PCIe Mini Card Synchronous Serial Interface


Connecting modern computer equipment to proprietary, often old, infrastructure is a common requirement in military applications. For example, Sealevel was contacted by the manufacturer of a rugged, military computer server to design an interface to radio modems installed in aircraft. The radio modems use a proprietary, synchronous protocol as the host interface with little documentation available and no opportunity for modification. The computer server is designed to minimize size and power, so standard expansion slots for adding I/O are not available. However, there is a single PCI Express (PCIe) Mini Card slot available on the computer’s internal computer board that represents the only option for adding an I/O card.

Sealevel is an expert in synchronous communications and it is common that we assist customers with solutions for proprietary synchronous protocols.

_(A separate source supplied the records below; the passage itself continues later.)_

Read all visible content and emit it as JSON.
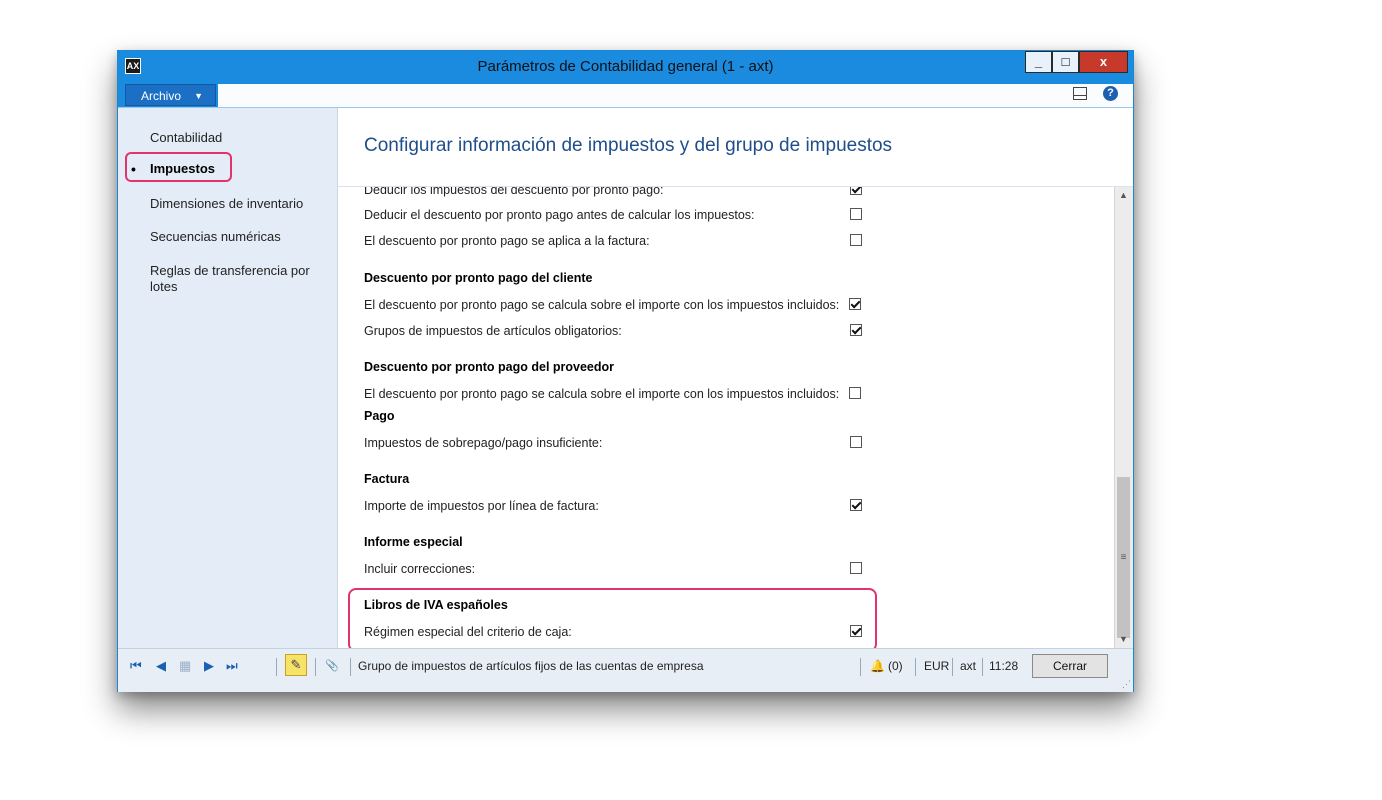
{
  "window": {
    "title": "Parámetros de Contabilidad general (1 - axt)",
    "app_icon": "ax-icon",
    "controls": {
      "minimize": "_",
      "maximize": "□",
      "close": "x"
    }
  },
  "menubar": {
    "file_label": "Archivo",
    "file_arrow": "▼",
    "layout_icon": "layout-icon",
    "help_icon": "?"
  },
  "nav": {
    "items": [
      {
        "label": "Contabilidad",
        "active": false
      },
      {
        "label": "Impuestos",
        "active": true
      },
      {
        "label": "Dimensiones de inventario",
        "active": false
      },
      {
        "label": "Secuencias numéricas",
        "active": false
      },
      {
        "label": "Reglas de transferencia por lotes",
        "active": false
      }
    ],
    "bullet": "•"
  },
  "content": {
    "heading": "Configurar información de impuestos y del grupo de impuestos",
    "rows": [
      {
        "type": "field",
        "label": "Deducir los impuestos del descuento por pronto pago:",
        "checked": true
      },
      {
        "type": "field",
        "label": "Deducir el descuento por pronto pago antes de calcular los impuestos:",
        "checked": false
      },
      {
        "type": "field",
        "label": "El descuento por pronto pago se aplica a la factura:",
        "checked": false
      },
      {
        "type": "section",
        "label": "Descuento por pronto pago del cliente"
      },
      {
        "type": "field",
        "label": "El descuento por pronto pago se calcula sobre el importe con los impuestos incluidos:",
        "checked": true
      },
      {
        "type": "field",
        "label": "Grupos de impuestos de artículos obligatorios:",
        "checked": true
      },
      {
        "type": "section",
        "label": "Descuento por pronto pago del proveedor"
      },
      {
        "type": "field",
        "label": "El descuento por pronto pago se calcula sobre el importe con los impuestos incluidos:",
        "checked": false
      },
      {
        "type": "section",
        "label": "Pago"
      },
      {
        "type": "field",
        "label": "Impuestos de sobrepago/pago insuficiente:",
        "checked": false
      },
      {
        "type": "section",
        "label": "Factura"
      },
      {
        "type": "field",
        "label": "Importe de impuestos por línea de factura:",
        "checked": true
      },
      {
        "type": "section",
        "label": "Informe especial"
      },
      {
        "type": "field",
        "label": "Incluir correcciones:",
        "checked": false
      },
      {
        "type": "section",
        "label": "Libros de IVA españoles"
      },
      {
        "type": "field",
        "label": "Régimen especial del criterio de caja:",
        "checked": true
      }
    ]
  },
  "statusbar": {
    "nav_first": "⏮",
    "nav_prev": "◀",
    "nav_grid": "▦",
    "nav_next": "▶",
    "nav_last": "⏭",
    "edit_icon": "✎",
    "attach_icon": "📎",
    "help_text": "Grupo de impuestos de artículos fijos de las cuentas de empresa",
    "notifications": "(0)",
    "currency": "EUR",
    "company": "axt",
    "time": "11:28",
    "close_label": "Cerrar"
  }
}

In this case, we were asked to design a PCIe Mini Card that interfaces via the internal expansion slot and supports the format of the radio modem’s communications.

Application Requirements

  • Synchronous RS-423 interface
  • High Frequency (HF) synchronous data stream
  • Support for serial handshake signals
  • Full-size PCIe Mini Card form factor
  • Low emissions (EMI/EMC)
  • Vibration tolerant

The Sealevel Solution

Sealevel designed a full-size PCIe Mini Card that met the maximum size envelope of 50.95 mm x 30.00 mm x 5.00 mm. The board provides a small, 9-pin Molex locking connector mounted to the board that accepts the mating cable which brings the communications signals to the exterior of the military computer.

Key Design Challenge

Small Footprint
Sealevel’s electrical team created an innovative, extremely small board that met the mechanical requirements while still providing the exact communication protocol required by the radio modem. Key to the implementation is the use of a Field Programmable Gate Array (FPGA).

The FPGA contains the PCI Express interface IP and the custom synchronous serial control logic. The FPGA is coupled with a multi-protocol transceiver to drive and receive the RS-423 signals and provides Transmit and Receive FIFOs that are custom-sized for the required protocol and data rates, but may be resized for other applications. The FPGA offloads the host processor by sensing the sync pattern and only interrupting the Sealevel-provided driver after a valid frame has been received. The FPGA also handles transmit of a host-configurable idle pattern when not transmitting data. The transmit and receive clocks are separate, and may run at different rates. The clock rates are measured by the FPGA and reported to the driver/host upon request. The Sealevel PCIe Sync Serial FPGA architecture is extensible and scalable to serve various custom synchronous serial protocols and applications. The sync serial control logic is architecture independent, and may be retargeted to other FPGA device families or vendors to guard against obsolescence.